NOEL KING, BYLINE: The National Rifle Association, the NRA, has an online TV channel. Now it is effectively shutting down. It won't produce any more original programming. NPR's David Folkenflik explains what's going on.

DAVID FOLKENFLIK, BYLINE: Last fall, the white-hot controversy involved not guns but a British tank engine named Thomas - he's an animated TV star for toddlers - as well as his new train friend from Kenya. NRA host Dana Loesch wasn't a fan.


DANA LOESCH: Anyway, they've decided that the next stop is Virtue Town.

FOLKENFLIK: On NRATV, Loesch depicted "Thomas & Friends" in the white hoods of the KKK to mock the very idea of diversity among toy trains.


LOESCH: I mean, how do you bring ethnic diversity to a show that literally has no ethnicities because they're trains?

FOLKENFLIK: The online channel took on an explicitly pro-Trump cast and strayed far afield from the group's roots in gun rights activism and gun safety, attacking President Obama. One host called for a march on the FBI. And then there was commentary like this from Chuck Holton, an Army ranger and conservative television journalist.


CHUCK HOLTON: If you think about it, they have so much in common - the liberals in America and ISIS.

STEVE HOBACK: The NRA's mission should be about advocacy of Second Amendment rights.

FOLKENFLIK: This voice belongs to Steve Hoback, a life-member and former staffer of the NRA. Hoback is now part of a group called Save the Second, pushing for reforms of the NRA.

HOBACK: To me, same-sex marriage and immigration and all these other ancillary issues are not Second Amendment issues for them to be debating.

FOLKENFLIK: NRATV was programmed by a major consultant group to the NRA called Ackerman McQueen. The two sides are now suing one another. The NRA declined NPR's request for comment, pointing to a statement from NRA's top executive, Wayne LaPierre. He said the organization was looking more closely at its spending and seeking to hew closely to its mission. His top deputy resigned yesterday, accused of trying to stir up a coup to oust LaPierre.

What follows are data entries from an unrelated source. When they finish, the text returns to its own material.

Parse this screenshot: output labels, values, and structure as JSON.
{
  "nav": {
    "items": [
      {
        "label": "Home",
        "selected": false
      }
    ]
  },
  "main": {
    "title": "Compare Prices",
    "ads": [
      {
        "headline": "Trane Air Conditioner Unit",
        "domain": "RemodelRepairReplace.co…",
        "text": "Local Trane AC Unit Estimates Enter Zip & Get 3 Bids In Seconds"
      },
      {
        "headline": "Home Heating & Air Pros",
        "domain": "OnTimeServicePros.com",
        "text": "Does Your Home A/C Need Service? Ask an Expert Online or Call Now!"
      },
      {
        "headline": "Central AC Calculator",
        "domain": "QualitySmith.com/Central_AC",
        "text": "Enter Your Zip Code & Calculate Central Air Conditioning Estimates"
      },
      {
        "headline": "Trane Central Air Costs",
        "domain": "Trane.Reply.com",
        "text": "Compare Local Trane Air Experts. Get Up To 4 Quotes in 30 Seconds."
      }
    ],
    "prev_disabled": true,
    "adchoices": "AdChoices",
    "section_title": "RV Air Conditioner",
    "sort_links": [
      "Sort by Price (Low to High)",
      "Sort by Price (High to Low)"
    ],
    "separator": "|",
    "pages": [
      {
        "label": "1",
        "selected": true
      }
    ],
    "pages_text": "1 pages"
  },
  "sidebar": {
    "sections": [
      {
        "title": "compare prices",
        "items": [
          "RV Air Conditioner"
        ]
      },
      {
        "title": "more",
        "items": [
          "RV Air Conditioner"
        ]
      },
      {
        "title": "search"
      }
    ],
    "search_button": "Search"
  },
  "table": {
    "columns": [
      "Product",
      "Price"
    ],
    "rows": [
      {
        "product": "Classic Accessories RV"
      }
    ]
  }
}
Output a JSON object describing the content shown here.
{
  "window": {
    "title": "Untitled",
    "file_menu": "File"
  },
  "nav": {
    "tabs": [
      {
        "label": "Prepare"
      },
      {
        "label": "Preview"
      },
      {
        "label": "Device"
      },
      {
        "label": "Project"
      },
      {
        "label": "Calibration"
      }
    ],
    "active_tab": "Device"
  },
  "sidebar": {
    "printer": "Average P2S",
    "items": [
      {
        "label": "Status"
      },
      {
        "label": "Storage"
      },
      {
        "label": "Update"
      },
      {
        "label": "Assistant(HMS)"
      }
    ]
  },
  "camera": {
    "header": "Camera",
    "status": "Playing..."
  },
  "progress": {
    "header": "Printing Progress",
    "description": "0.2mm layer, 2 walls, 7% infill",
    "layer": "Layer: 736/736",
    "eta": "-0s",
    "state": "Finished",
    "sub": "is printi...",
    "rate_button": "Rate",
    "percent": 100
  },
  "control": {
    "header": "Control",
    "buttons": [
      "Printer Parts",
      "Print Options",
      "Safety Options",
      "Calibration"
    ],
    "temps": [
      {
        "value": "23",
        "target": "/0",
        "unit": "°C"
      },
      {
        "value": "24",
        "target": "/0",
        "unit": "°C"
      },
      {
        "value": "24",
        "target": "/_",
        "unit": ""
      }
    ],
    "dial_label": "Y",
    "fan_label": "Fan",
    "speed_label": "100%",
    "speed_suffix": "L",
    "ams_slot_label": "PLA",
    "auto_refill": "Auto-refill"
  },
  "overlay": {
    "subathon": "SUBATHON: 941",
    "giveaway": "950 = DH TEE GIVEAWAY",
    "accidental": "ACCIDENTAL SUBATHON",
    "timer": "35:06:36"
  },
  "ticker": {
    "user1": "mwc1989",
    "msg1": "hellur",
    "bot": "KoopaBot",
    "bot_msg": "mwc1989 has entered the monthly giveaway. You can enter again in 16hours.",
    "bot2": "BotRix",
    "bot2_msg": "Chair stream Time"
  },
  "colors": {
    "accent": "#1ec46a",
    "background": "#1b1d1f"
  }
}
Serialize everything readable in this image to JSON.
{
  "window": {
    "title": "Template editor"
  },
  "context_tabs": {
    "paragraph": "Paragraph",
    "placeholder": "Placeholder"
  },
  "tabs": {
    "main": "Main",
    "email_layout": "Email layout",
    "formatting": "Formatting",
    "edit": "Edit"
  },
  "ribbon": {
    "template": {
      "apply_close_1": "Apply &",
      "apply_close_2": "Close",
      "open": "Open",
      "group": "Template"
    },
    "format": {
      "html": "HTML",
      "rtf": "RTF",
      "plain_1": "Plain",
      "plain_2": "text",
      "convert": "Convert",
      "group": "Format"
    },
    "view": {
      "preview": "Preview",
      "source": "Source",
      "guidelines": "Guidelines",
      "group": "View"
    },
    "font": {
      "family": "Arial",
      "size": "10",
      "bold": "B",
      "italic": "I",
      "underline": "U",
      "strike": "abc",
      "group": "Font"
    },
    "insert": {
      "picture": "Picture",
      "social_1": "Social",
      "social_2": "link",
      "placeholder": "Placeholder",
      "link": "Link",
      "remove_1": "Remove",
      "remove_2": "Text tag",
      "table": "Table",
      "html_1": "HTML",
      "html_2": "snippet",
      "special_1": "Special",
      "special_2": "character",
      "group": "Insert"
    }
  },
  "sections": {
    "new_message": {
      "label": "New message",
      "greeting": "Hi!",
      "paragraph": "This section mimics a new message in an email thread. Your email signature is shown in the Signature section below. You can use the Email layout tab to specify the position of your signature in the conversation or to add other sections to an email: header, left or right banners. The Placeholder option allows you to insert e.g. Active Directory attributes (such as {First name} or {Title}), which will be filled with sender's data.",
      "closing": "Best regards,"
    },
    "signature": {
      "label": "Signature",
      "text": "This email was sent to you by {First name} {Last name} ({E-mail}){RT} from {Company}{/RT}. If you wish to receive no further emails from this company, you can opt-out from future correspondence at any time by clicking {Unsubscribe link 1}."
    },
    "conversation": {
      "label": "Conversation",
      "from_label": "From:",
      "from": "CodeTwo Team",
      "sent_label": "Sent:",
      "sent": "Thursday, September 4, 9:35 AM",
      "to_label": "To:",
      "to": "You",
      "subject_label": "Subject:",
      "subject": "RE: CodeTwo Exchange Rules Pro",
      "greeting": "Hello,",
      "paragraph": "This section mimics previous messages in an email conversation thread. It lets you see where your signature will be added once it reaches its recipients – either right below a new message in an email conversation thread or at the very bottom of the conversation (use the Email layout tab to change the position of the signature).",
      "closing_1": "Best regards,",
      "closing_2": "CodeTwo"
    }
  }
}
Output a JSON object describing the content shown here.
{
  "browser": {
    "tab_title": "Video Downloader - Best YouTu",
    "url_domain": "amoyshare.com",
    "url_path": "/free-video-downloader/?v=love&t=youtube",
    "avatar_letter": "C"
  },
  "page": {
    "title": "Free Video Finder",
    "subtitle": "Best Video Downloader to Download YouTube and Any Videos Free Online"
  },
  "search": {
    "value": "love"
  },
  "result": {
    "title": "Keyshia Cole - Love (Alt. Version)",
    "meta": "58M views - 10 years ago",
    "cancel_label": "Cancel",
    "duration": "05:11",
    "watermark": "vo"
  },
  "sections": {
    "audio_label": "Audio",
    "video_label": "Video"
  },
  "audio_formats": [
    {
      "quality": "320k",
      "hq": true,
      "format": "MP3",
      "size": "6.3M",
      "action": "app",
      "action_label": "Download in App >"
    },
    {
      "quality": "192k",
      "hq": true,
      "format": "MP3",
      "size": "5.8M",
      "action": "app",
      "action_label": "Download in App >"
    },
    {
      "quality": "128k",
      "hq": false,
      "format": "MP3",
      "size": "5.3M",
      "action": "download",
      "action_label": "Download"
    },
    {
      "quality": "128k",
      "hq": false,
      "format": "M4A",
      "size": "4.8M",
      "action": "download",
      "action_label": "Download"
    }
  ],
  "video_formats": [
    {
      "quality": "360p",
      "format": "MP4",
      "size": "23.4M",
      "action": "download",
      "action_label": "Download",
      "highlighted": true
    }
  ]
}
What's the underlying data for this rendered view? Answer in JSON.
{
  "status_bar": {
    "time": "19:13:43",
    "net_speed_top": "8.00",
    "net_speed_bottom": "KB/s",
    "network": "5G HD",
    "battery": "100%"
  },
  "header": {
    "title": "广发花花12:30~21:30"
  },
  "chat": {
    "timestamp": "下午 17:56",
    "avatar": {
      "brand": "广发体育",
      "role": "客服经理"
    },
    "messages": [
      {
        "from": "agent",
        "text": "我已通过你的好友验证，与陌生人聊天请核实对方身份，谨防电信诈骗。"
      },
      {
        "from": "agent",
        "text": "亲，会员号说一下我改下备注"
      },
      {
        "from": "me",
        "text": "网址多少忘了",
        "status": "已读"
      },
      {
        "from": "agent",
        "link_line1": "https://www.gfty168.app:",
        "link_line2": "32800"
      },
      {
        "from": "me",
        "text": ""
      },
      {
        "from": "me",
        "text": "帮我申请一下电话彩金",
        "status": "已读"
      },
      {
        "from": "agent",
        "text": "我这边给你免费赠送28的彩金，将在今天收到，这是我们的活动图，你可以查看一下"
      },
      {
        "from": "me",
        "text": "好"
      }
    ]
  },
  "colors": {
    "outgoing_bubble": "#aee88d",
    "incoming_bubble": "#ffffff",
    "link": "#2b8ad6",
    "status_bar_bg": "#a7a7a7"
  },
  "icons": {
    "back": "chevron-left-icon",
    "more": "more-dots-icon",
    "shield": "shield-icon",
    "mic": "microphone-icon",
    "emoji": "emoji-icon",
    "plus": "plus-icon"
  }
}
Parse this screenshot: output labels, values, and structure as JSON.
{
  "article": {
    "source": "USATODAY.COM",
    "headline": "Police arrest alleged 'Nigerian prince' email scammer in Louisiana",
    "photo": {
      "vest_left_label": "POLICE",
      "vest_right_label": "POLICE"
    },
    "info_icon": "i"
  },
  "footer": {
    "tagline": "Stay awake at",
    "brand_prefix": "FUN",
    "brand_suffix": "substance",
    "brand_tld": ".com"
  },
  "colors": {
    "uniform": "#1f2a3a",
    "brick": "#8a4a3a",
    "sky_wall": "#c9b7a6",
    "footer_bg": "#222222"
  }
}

David Folkenflik, NPR News.

(SOUNDBITE OF QUICKLY, QUICKLY'S "WEAR ME") Transcript provided by NPR, Copyright NPR.

David Folkenflik was described by Geraldo Rivera of Fox News as "a really weak-kneed, backstabbing, sweaty-palmed reporter." Others have been kinder. The Columbia Journalism Review, for example, once gave him a "laurel" for reporting that immediately led the U.S. military to institute safety measures for journalists in Baghdad.